“We are fortunate that the Deepdale pitch drains very well and that has helped us this last month.

“It is a sand-based pitch with a full drainage system of pipes and gravel.

“Springfields is different, it is soil and clay content, which holds the water a lot more.

“What has also helped us at Deepdale is a piece of machinery which puts two million holes in the surface, something which couldn’t be done with a fork.

“Usually we use that once a month to aid drainage but recently we have been doing it ahead of each game.

“The holes close up during a game and that is why we were fortunate the rain stopped just before the Reading match.

“Some of the worst weather was on Boxing Day when North End played away at Huddersfield.

“One of our staff popped in at Deepdale that lunchtime and the pitch was perfect, we would have been able to play if we’d been at home.

“Things were different at the training ground, the water gathers there like it does around a bath plughole .

“Early afternoon on Boxing Day, the Springfields pitches were under water.

“Yet the next morning, the players were able to use a section of one of the pitches to do a training session.

“It helps that Simon Grayson isn’t the kind of manager to kick up a fuss.

“He understands that sometimes you are up against nature with the pitches.”

The mild temperatures which have accompanied the heavy rain, have at least helped out Ashworth.

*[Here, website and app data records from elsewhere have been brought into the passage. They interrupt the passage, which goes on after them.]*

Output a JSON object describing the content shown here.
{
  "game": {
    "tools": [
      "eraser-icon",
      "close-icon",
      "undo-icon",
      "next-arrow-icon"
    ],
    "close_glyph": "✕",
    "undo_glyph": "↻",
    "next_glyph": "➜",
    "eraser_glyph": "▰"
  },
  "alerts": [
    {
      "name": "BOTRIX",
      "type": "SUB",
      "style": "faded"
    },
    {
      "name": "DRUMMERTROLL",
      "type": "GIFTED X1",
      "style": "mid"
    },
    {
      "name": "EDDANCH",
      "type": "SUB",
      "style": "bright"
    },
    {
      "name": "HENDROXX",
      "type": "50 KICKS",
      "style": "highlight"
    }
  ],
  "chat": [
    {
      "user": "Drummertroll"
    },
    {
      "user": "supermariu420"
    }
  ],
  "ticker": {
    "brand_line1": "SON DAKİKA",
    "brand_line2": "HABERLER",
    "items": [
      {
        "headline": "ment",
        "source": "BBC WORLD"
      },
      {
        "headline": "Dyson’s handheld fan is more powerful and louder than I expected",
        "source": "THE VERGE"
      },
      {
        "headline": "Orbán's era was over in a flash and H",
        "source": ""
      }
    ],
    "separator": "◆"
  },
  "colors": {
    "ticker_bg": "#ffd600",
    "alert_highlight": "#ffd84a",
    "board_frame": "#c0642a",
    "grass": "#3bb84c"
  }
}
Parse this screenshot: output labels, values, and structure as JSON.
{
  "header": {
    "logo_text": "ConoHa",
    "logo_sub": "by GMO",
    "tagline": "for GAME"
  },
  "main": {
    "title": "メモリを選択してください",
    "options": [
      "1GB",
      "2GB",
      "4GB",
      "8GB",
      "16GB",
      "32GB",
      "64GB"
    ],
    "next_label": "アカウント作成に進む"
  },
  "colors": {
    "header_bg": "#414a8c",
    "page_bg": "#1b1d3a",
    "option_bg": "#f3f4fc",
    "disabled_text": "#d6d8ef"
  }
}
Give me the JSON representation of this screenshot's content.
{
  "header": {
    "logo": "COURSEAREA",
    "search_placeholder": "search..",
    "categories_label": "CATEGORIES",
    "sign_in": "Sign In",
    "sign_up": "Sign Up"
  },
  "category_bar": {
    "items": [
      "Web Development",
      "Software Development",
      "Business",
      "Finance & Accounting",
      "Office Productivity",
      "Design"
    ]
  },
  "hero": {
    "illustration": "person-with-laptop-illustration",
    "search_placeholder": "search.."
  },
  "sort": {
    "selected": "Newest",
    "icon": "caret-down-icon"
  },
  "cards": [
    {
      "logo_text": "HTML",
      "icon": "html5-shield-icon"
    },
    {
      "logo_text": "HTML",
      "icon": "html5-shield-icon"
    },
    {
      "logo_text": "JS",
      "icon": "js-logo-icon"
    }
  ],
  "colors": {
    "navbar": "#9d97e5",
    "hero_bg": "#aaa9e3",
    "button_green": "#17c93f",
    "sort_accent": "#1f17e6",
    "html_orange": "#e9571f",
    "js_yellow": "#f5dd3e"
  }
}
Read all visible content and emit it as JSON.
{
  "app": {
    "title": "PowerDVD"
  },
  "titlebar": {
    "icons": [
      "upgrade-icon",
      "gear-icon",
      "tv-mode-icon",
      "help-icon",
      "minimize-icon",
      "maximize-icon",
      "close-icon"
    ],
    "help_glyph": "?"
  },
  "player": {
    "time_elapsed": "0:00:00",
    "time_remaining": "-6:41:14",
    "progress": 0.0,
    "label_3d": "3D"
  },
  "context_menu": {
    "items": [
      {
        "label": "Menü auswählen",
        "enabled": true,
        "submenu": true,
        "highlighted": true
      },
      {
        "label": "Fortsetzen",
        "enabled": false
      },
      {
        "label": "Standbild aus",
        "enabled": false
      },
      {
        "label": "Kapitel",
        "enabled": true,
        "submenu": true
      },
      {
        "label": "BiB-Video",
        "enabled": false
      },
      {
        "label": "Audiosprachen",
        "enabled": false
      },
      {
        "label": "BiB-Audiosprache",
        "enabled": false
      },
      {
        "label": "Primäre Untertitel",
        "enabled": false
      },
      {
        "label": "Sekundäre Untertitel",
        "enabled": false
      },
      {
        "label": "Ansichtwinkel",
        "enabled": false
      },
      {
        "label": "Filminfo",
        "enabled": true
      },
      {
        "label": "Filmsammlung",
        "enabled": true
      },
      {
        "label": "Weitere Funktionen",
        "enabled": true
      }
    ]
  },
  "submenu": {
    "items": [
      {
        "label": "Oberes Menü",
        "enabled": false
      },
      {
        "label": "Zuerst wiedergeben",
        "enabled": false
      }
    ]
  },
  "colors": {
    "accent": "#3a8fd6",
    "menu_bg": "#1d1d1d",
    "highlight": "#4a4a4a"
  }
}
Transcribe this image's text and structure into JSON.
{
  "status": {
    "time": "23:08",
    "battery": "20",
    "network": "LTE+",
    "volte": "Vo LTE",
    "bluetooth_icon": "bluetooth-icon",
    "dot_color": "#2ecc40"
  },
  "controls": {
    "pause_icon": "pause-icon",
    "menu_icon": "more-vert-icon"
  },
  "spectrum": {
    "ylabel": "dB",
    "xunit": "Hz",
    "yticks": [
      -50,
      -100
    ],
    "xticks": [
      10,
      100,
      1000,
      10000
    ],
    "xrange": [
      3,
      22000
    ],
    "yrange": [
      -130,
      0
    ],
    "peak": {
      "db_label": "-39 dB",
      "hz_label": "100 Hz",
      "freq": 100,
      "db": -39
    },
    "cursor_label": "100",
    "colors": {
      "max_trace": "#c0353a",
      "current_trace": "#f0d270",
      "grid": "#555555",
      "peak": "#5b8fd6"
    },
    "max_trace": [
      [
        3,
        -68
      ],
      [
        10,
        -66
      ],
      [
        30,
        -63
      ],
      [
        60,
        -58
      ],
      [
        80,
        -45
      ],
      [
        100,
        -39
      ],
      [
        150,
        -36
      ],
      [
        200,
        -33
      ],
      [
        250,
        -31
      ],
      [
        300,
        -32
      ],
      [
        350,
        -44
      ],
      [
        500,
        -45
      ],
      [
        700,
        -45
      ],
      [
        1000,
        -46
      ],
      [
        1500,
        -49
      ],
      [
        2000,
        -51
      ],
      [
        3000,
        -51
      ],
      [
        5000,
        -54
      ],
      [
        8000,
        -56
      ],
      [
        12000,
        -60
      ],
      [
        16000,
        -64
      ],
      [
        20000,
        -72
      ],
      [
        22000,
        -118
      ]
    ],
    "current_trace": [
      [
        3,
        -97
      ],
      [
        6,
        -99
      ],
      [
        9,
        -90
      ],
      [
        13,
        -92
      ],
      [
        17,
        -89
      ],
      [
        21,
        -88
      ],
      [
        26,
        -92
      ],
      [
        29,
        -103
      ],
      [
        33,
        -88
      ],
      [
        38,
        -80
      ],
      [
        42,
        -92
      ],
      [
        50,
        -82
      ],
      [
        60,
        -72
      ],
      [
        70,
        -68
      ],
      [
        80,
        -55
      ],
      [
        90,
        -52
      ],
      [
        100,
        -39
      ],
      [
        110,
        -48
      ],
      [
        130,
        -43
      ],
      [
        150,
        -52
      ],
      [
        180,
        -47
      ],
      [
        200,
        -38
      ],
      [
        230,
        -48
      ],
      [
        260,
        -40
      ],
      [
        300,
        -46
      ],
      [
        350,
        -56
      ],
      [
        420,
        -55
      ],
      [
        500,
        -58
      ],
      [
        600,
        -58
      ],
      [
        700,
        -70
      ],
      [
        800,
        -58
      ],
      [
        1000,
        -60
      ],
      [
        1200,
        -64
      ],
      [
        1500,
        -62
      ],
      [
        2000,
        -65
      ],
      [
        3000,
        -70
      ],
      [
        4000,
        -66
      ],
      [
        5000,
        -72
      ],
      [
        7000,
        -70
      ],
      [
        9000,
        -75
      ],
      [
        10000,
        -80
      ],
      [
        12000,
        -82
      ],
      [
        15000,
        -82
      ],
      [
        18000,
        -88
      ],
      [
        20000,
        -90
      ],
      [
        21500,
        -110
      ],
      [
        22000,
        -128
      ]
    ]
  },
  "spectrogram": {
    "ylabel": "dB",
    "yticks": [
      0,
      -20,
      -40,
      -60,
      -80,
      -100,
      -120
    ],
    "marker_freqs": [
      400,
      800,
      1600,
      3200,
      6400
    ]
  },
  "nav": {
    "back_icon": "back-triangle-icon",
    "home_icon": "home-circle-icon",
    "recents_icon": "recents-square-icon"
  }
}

Warmer conditions have enabled some grass growth, something not often seen at this time of the year.

“The grass has kept growing, which is a positive thing for Deepdale,” said Ashworth.

“We have been able to get the mower on the pitch to tidy it up a bit.

“The weather which we find difficult to cope with at Deepdale is frost.

“In a cold snap, you have to put the covers down, which causes some damage when you take them back up.

“There is colder weather forecast for next week but at the moment we don’t have a game scheduled here until Brentford on January 23.

“Hopefully the lads can beat Peterborough in the FA Cup and avoid a replay!”